A newly formed coalition of Michigan CEOs announced Thursday it would support extending the sales tax to most services if it is lowered. Business Leaders for Michigan, an expansion of Detroit Renaissance that includes 25 corporate captains from across the state, would cut the 6-percent sales tax rate to make the change initially revenue neutral. But the plan would raise additional revenue in the future as the state continues its shift away from a goods economy and toward a service economy. David Brandon, chairman of the group and CEO of Domino's Pizza, said a "sales tax on services has to be part of the equation" as the state modernizes a tax code built for the 1950s.
Gov. Jennifer Granholm proposed a 2 percent tax on services two years ago but the plan died in the Legislature. Lawmakers passed a tax on some services late in 2007 but the levy was scrapped.
"The governor welcomes all ideas," said Liz Boyd, spokeswoman for Granholm. "But it is ironic that the business community is now calling for a sales tax on services when two years ago they're the very ones who killed it when the governor proposed it."
Past studies have indicated the state could reduce its sales tax rate to about 5 percent, if it were extended to services, and generate revenue that the 6 percent sales tax on products raises today.
The Matt Millen of governors Granholm's got a point. That's because this services tax plan is a Matt Millenesque idea from this group. NO NEW TAXES. I don't care which side it is from. This will factor heavily in my voting plan if David Brandon ever does decide to run for office.

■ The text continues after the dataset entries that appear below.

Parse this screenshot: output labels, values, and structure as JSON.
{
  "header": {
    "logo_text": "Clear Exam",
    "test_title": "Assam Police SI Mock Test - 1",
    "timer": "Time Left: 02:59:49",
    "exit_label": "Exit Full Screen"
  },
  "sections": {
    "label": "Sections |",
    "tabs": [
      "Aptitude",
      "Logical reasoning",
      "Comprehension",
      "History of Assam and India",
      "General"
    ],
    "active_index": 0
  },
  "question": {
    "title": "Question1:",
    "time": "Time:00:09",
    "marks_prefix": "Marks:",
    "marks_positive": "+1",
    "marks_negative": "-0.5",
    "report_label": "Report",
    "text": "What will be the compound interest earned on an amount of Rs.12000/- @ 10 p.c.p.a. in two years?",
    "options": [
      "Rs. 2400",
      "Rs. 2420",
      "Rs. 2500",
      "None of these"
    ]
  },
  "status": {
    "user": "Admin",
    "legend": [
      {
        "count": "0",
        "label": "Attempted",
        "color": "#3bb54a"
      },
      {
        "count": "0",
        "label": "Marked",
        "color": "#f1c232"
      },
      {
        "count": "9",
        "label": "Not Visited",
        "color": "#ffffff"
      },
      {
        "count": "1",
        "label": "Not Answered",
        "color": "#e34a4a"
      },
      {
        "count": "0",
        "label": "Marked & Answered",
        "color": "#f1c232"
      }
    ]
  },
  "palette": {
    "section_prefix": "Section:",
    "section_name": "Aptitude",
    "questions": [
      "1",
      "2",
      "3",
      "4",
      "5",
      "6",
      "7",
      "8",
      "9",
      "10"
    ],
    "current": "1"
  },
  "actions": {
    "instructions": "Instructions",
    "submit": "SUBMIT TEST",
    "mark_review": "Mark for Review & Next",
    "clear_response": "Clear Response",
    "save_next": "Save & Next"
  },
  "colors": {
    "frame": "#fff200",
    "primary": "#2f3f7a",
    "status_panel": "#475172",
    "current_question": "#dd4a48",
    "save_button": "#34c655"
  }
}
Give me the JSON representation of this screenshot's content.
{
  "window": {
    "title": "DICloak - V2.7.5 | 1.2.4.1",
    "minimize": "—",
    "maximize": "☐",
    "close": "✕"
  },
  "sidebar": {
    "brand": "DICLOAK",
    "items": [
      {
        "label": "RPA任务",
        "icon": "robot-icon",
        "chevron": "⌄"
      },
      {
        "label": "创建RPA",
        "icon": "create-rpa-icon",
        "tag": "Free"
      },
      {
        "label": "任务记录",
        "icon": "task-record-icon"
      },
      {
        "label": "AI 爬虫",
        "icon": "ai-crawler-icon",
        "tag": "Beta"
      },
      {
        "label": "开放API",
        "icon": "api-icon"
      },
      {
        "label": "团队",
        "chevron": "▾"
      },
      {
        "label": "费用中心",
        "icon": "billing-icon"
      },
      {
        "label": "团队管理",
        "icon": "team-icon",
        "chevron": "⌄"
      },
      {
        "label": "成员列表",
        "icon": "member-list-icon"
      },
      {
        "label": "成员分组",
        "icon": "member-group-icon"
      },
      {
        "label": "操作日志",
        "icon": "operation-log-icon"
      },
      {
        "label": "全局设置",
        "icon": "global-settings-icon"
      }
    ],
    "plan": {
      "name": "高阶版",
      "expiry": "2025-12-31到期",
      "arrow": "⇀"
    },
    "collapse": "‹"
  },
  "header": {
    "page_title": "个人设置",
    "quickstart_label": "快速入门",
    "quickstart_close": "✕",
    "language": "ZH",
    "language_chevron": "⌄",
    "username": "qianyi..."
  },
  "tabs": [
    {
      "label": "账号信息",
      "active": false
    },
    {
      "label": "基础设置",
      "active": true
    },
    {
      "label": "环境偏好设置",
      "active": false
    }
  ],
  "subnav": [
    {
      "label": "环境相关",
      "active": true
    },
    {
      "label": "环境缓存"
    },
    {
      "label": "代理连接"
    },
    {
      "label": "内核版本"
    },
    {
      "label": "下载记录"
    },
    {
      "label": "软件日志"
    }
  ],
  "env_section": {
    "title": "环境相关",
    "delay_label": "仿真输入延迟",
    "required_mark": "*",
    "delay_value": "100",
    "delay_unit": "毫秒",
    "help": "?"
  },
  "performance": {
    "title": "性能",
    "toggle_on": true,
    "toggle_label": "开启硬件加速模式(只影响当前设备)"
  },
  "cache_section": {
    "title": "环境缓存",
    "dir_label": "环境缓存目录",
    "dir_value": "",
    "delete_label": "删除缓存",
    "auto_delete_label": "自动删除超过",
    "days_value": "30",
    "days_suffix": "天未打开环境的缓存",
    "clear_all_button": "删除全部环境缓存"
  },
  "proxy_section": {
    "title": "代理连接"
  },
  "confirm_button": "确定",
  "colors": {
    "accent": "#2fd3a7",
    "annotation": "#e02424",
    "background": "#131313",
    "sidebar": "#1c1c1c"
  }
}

No vote here.
There are the rest of the idea.
The group also proposes:
• Cutting the state government workforce 5 percent to 10 percent and lowering compensation, including benefits, to reflect the national average. - I agree to a point, but I think we need to take a longer look at government in general, not just salaries and workforce.
• Eliminating the state tax on business equipment once the economy starts growing again.- Agreed.
• Scuttling the 22 percent surcharge on the Michigan Business Tax and reducing the corporate levy by 60 percent overall. - Agreed.
• Enacting prison management and sentencing reforms to save $400 million. - Agreed if the plan is what I think it is. Good luck selling it.
• Eliminating binding arbitration for local police and firefighters. - Undecided. Will the alternative cost more or less?
• Ending optional state services, such as programs for Medicaid recipients not required by the federal government. - Agreed.
• Consolidating administration of the state's 500-plus school districts by cutting per-student funding to districts that don't share services. - Agreed to an extent, but this will be real tough to sell.
• Reducing the number of colleges and universities "to a number the state can afford."- Is this state schools only?
• Adopting a funding formula for roads and bridges and supporting mass transit services in urban areas.- Agreed with the first, the latter only if it pays for itself. No more people movers or Wally trains with government money that does not get used.
Business Leaders for Michigan has its own website. They will likely be, for good, bad, and in between, a significant power in Lansing with the new budget issues.